Source records
━━━━━━

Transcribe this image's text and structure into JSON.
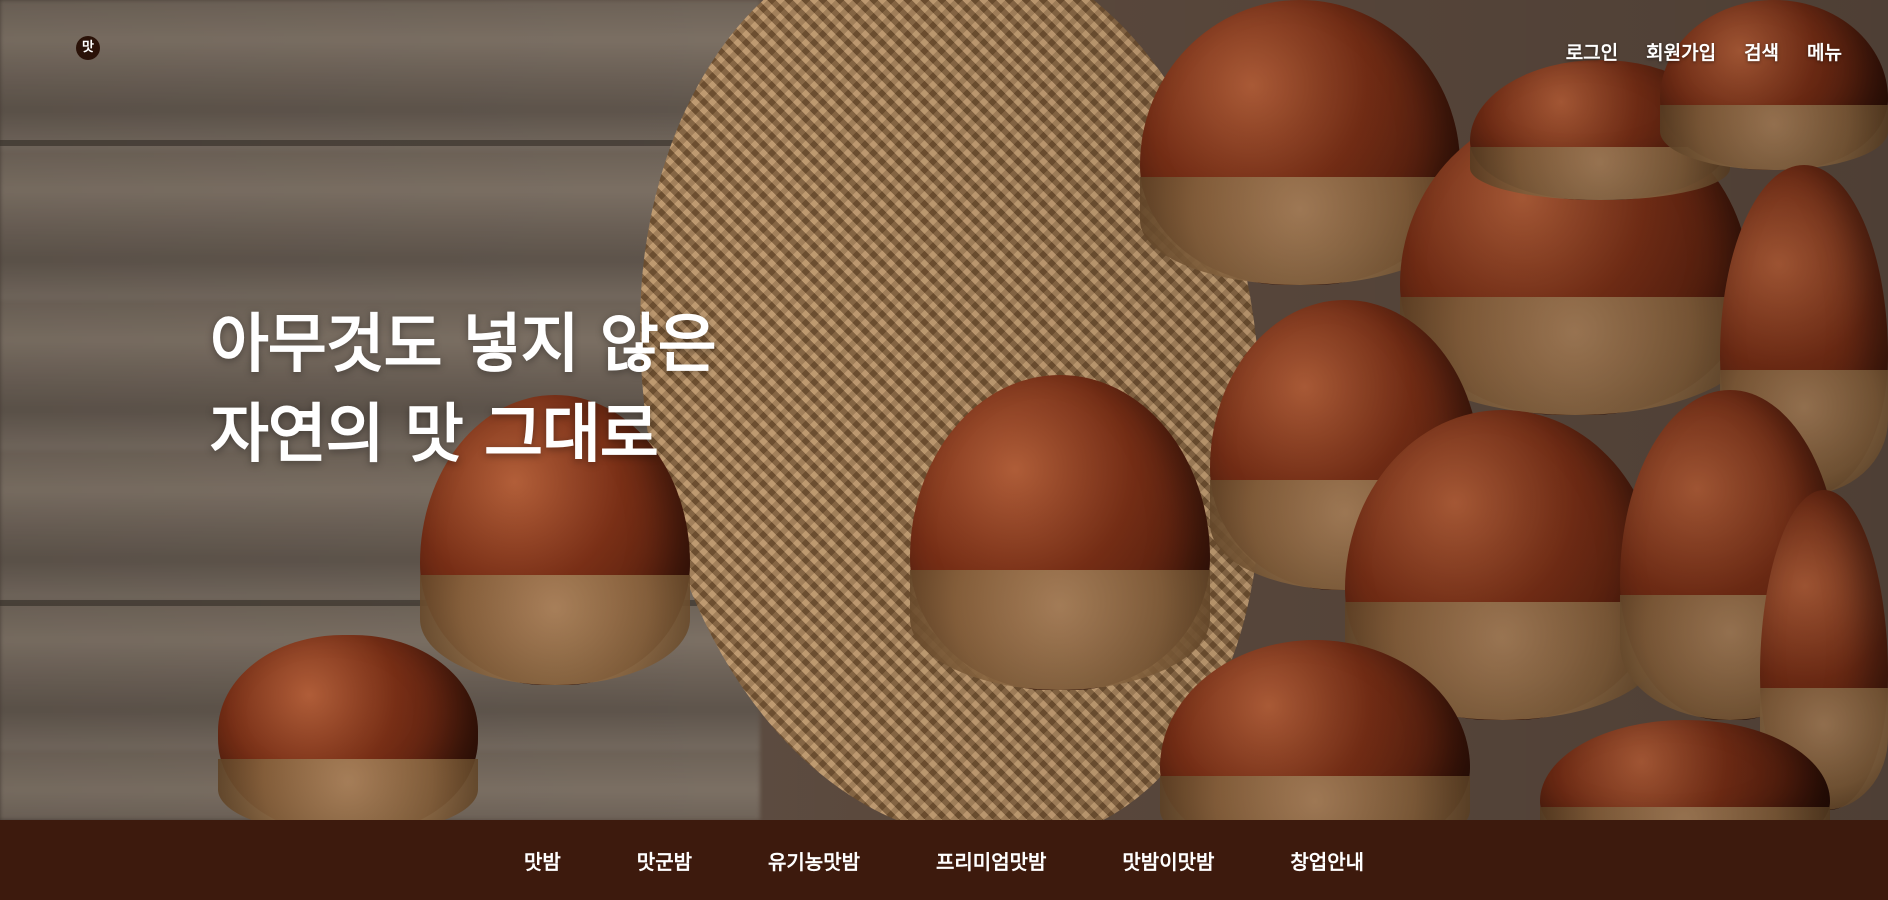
{
  "logo": {
    "glyph": "맛",
    "icon": "brand-logo-icon"
  },
  "utility_nav": [
    "로그인",
    "회원가입",
    "검색",
    "메뉴"
  ],
  "hero": {
    "headline_line1": "아무것도 넣지 않은",
    "headline_line2": "자연의 맛 그대로"
  },
  "main_nav": [
    "맛밤",
    "맛군밤",
    "유기농맛밤",
    "프리미엄맛밤",
    "맛밤이맛밤",
    "창업안내"
  ],
  "colors": {
    "nav_bar": "#3d1a0d",
    "text": "#ffffff"
  }
}
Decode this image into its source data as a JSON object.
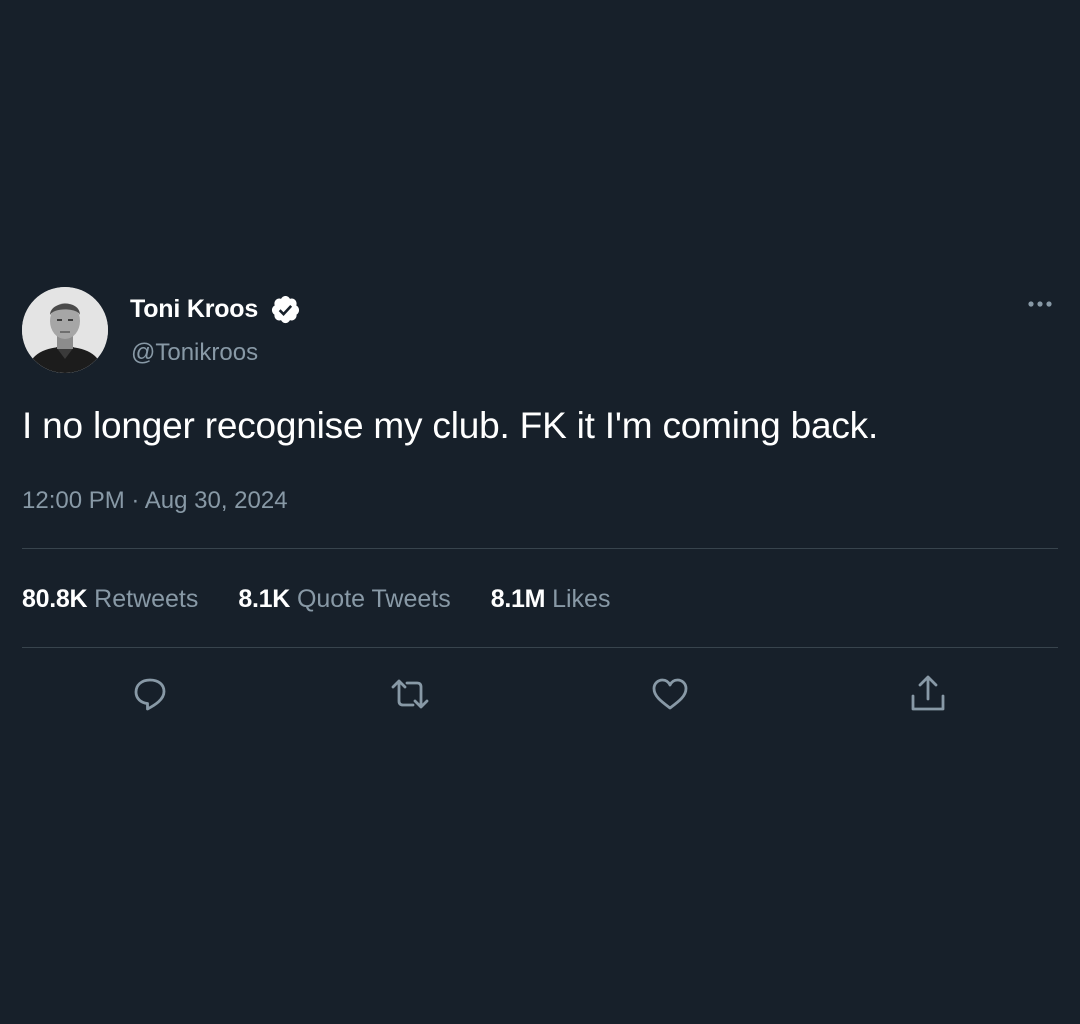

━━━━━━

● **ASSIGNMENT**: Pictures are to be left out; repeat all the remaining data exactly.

● **EXERCISE SOLUTION**:
Transcribe this image's text and structure into JSON.
{
  "logo": {
    "glyph": "맛",
    "icon": "brand-logo-icon"
  },
  "utility_nav": [
    "로그인",
    "회원가입",
    "검색",
    "메뉴"
  ],
  "hero": {
    "headline_line1": "아무것도 넣지 않은",
    "headline_line2": "자연의 맛 그대로"
  },
  "main_nav": [
    "맛밤",
    "맛군밤",
    "유기농맛밤",
    "프리미엄맛밤",
    "맛밤이맛밤",
    "창업안내"
  ],
  "colors": {
    "nav_bar": "#3d1a0d",
    "text": "#ffffff"
  }
}
Decode this image into its source data as a JSON object.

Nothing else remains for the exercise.